GIVEN RECORDS -

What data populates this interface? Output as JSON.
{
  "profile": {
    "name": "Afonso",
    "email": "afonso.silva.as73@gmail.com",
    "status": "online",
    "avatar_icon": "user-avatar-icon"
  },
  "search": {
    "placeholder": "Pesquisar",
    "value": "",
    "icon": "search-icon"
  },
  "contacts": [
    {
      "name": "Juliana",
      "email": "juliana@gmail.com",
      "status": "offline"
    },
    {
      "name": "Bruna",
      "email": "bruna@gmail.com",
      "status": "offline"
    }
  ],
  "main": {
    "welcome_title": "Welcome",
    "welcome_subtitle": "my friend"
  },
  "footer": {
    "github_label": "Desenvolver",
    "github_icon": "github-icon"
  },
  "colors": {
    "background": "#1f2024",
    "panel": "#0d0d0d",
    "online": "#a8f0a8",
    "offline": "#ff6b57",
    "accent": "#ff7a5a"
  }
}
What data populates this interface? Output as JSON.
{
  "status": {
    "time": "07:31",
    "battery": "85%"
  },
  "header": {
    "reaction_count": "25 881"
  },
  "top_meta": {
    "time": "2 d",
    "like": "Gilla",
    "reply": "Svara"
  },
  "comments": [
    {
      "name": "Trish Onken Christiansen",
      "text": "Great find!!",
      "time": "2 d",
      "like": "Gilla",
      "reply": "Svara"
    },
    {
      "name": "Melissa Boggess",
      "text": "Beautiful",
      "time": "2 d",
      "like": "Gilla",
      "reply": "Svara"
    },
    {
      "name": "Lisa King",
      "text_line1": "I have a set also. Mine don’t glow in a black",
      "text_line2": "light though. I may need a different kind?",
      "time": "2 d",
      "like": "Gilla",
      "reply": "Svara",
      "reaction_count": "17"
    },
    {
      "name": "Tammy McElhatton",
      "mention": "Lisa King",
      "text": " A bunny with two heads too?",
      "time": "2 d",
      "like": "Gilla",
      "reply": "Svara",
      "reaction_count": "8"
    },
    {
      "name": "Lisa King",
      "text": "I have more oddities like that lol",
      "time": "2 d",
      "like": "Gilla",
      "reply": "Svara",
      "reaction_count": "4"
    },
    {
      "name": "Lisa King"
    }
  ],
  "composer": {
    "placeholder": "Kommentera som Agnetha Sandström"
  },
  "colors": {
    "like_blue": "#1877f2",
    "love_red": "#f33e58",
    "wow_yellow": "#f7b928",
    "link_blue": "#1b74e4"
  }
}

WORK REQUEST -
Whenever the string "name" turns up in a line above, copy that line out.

SOLUTION TO THIS EXERCISE -
    "name": "Afonso",
      "name": "Juliana",
      "name": "Bruna",
      "name": "Trish Onken Christiansen",
      "name": "Melissa Boggess",
      "name": "Lisa King",
      "name": "Tammy McElhatton",
      "name": "Lisa King",
      "name": "Lisa King"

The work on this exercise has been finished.